Each Wednesday leading up to the NFL draft (April 22-24), the ESPN.com blog network will take a division-by-division look at key aspects of the draft. Today’s topic: recent history.
With a consistently great defense in place, the Ravens have put a lot of effort recently into improving their offense. Offensive tackle Michael Oher (2009), quarterback Joe Flacco (2008) and guard Ben Grubbs (2007) -- all starters -- were Baltimore’s past three first-round picks. The Ravens also had major success with former second-round pick Ray Rice and former fourth-round pick Le'Ron McClain. Both running backs made the Pro Bowl this past season. Expect Baltimore to continue to search for more offense high in the draft this year, as the team attempts to take its passing game to the next level.
The reigning AFC North champs helped build their defense through the draft the past three years and will now focus on improving the offense. Recent draftees such as cornerback Leon Hall (2007) and linebackers Keith Rivers (2008) and Rey Maualuga (2009) are starters for Cincinnati's defense. If the team has similar success on offense this year, the Bengals will be in good shape. Cincinnati currently needs help at tight end, receiver and guard. The Bengals may patch some of those holes in free agency. For example, receiver Terrell Owens is visiting Cincinnati Wednesday. But it will be important to fill any remaining offensive holes in this year's draft.
This is the third regime drafting for Cleveland in three years. Former general manager Phil Savage was fired after the 2008 season. Former general manager George Kokinis followed but was fired in 2009, paving the way for new president Mike Holmgren and GM Tom Heckert. A major reason the Browns are in the basement in the AFC North is their inability to draft impact players. Only five players selected in the past three drafts are steady starters, and only one (Joe Thomas) has made the Pro Bowl. With the No. 7 overall pick and 11 total picks, Holmgren needs to find impact players who can help erase the talent gap and turn around the Browns.

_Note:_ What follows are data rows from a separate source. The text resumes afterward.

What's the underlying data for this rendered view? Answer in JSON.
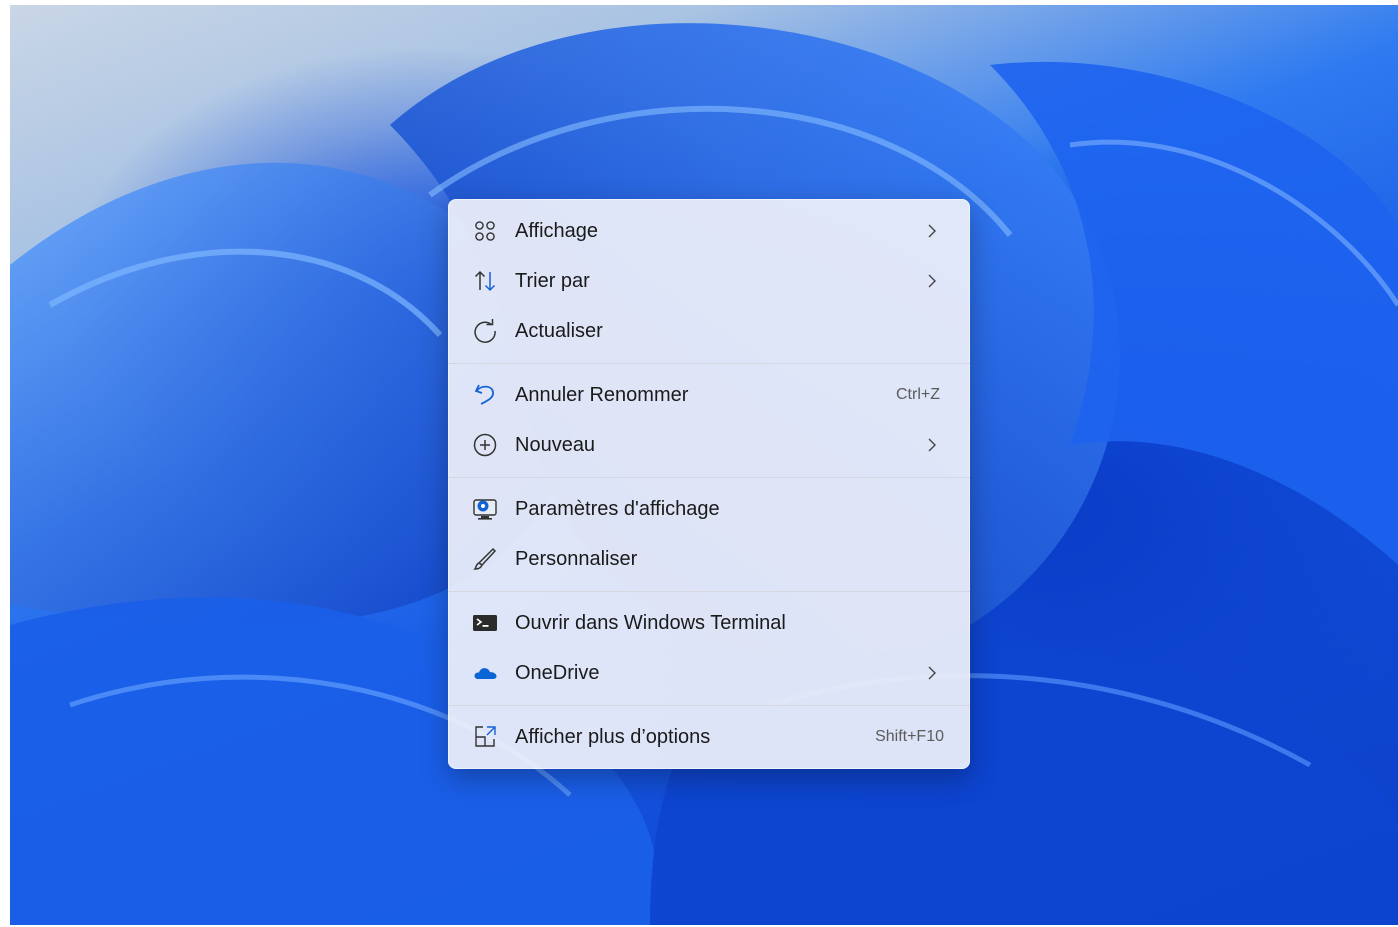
{
  "context_menu": {
    "groups": [
      [
        {
          "label": "Affichage",
          "icon": "grid-view-icon",
          "submenu": true
        },
        {
          "label": "Trier par",
          "icon": "sort-arrows-icon",
          "submenu": true
        },
        {
          "label": "Actualiser",
          "icon": "refresh-icon",
          "submenu": false
        }
      ],
      [
        {
          "label": "Annuler Renommer",
          "icon": "undo-icon",
          "shortcut": "Ctrl+Z"
        },
        {
          "label": "Nouveau",
          "icon": "add-circle-icon",
          "submenu": true
        }
      ],
      [
        {
          "label": "Paramètres d'affichage",
          "icon": "display-settings-icon"
        },
        {
          "label": "Personnaliser",
          "icon": "brush-icon"
        }
      ],
      [
        {
          "label": "Ouvrir dans Windows Terminal",
          "icon": "terminal-icon"
        },
        {
          "label": "OneDrive",
          "icon": "onedrive-cloud-icon",
          "submenu": true
        }
      ],
      [
        {
          "label": "Afficher plus d’options",
          "icon": "more-options-icon",
          "shortcut": "Shift+F10"
        }
      ]
    ]
  },
  "colors": {
    "accent": "#0a5bd6",
    "menu_background": "#eef0fa",
    "wallpaper_blue": "#1657e4"
  }
}
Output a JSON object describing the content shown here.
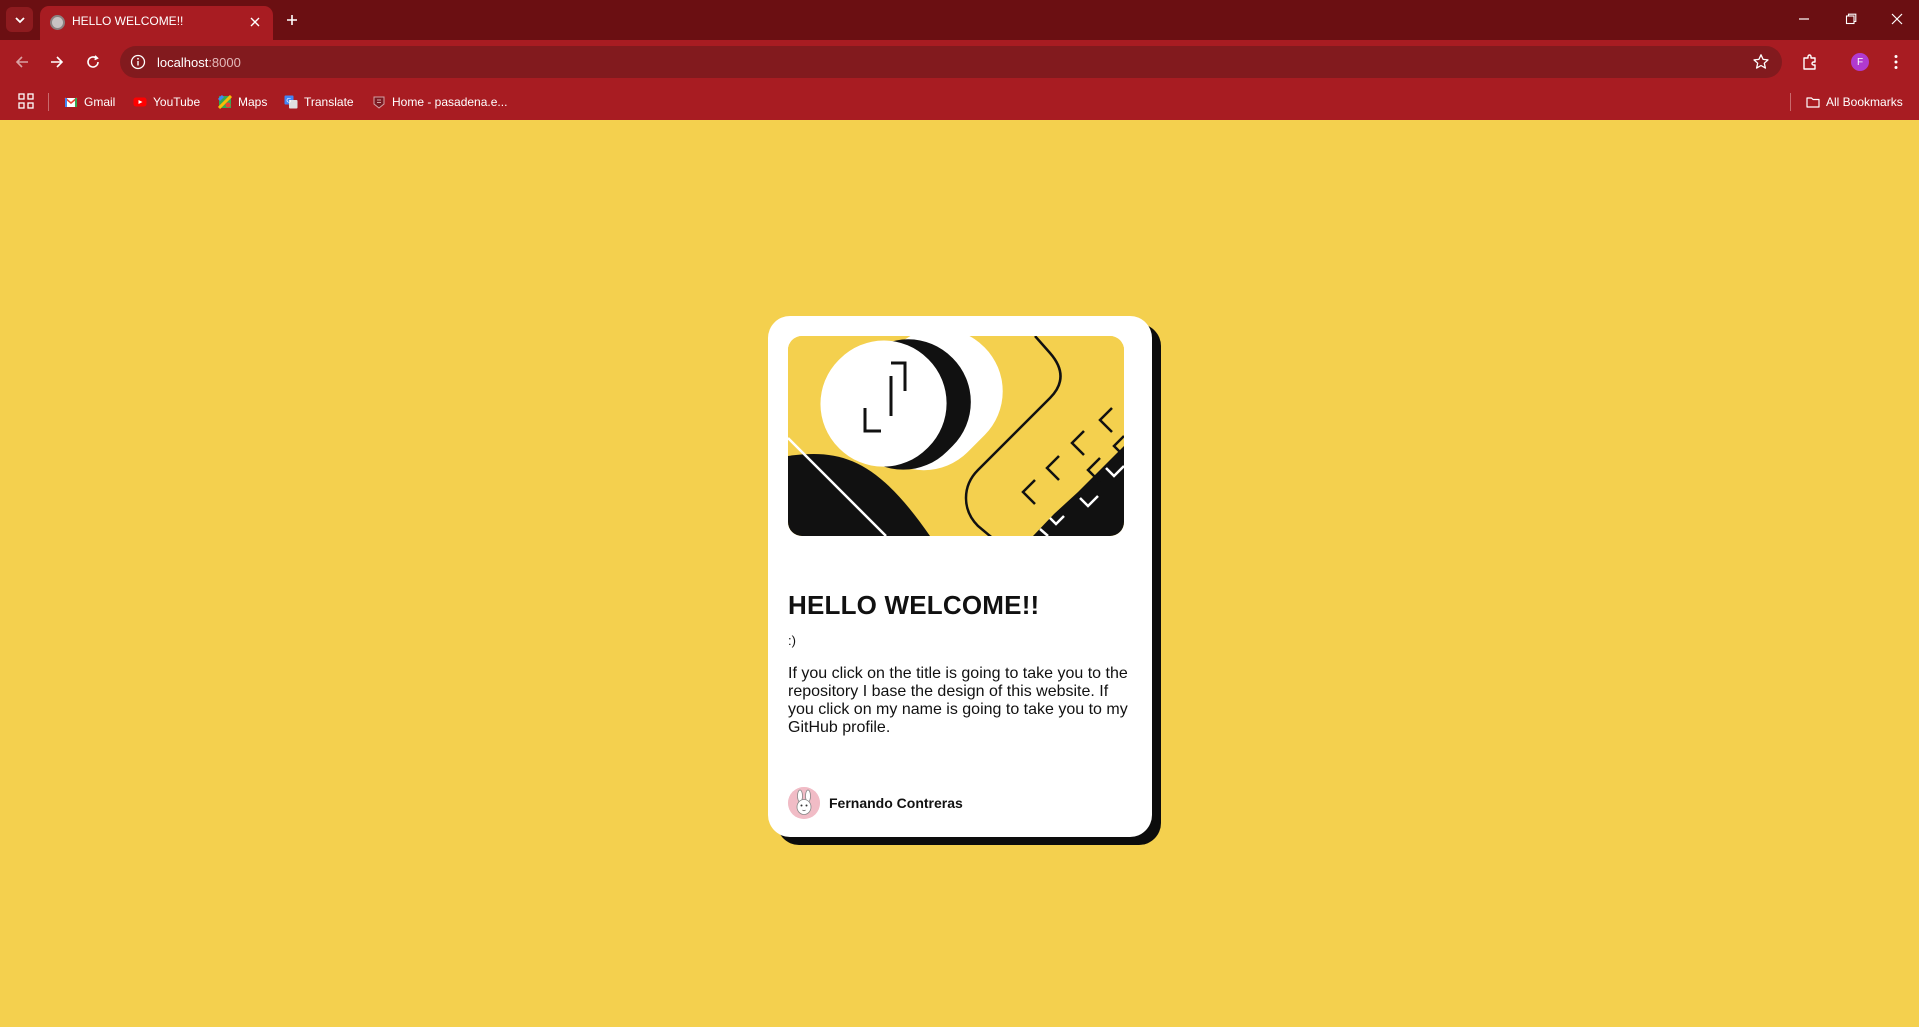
{
  "browser": {
    "tab": {
      "title": "HELLO WELCOME!!"
    },
    "address": {
      "host": "localhost",
      "port": ":8000"
    },
    "bookmarks": [
      {
        "label": "Gmail",
        "icon": "gmail-icon"
      },
      {
        "label": "YouTube",
        "icon": "youtube-icon"
      },
      {
        "label": "Maps",
        "icon": "maps-icon"
      },
      {
        "label": "Translate",
        "icon": "translate-icon"
      },
      {
        "label": "Home - pasadena.e...",
        "icon": "pasadena-icon"
      }
    ],
    "all_bookmarks_label": "All Bookmarks",
    "profile_initial": "F"
  },
  "card": {
    "title": "HELLO WELCOME!!",
    "subtitle": ":)",
    "description": "If you click on the title is going to take you to the repository I base the design of this website. If you click on my name is going to take you to my GitHub profile.",
    "author": "Fernando Contreras"
  },
  "colors": {
    "page_bg": "#f4d04e",
    "chrome_dark": "#6b0f12",
    "chrome": "#a81c22",
    "omnibox": "#821a1e",
    "card": "#ffffff",
    "ink": "#111111"
  }
}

The Steelers are a veteran-laden team, so most of their picks the past three years have provided a delayed impact. Recent high picks such as Lawrence Timmons, LaMarr Woodley and Rashard Mendenhall all had to wait at least one year before getting their turn to be productive. Receiver Mike Wallace, last year's third-round pick, was a rare exception. Pittsburgh president Art Rooney II recently said it's vital for the team to develop its younger players more quickly. After missing the playoffs, the Steelers have a relatively high pick at No. 18. That player could turn out to be a rookie starter, particularly if the pick addresses the cornerback position or the offensive line.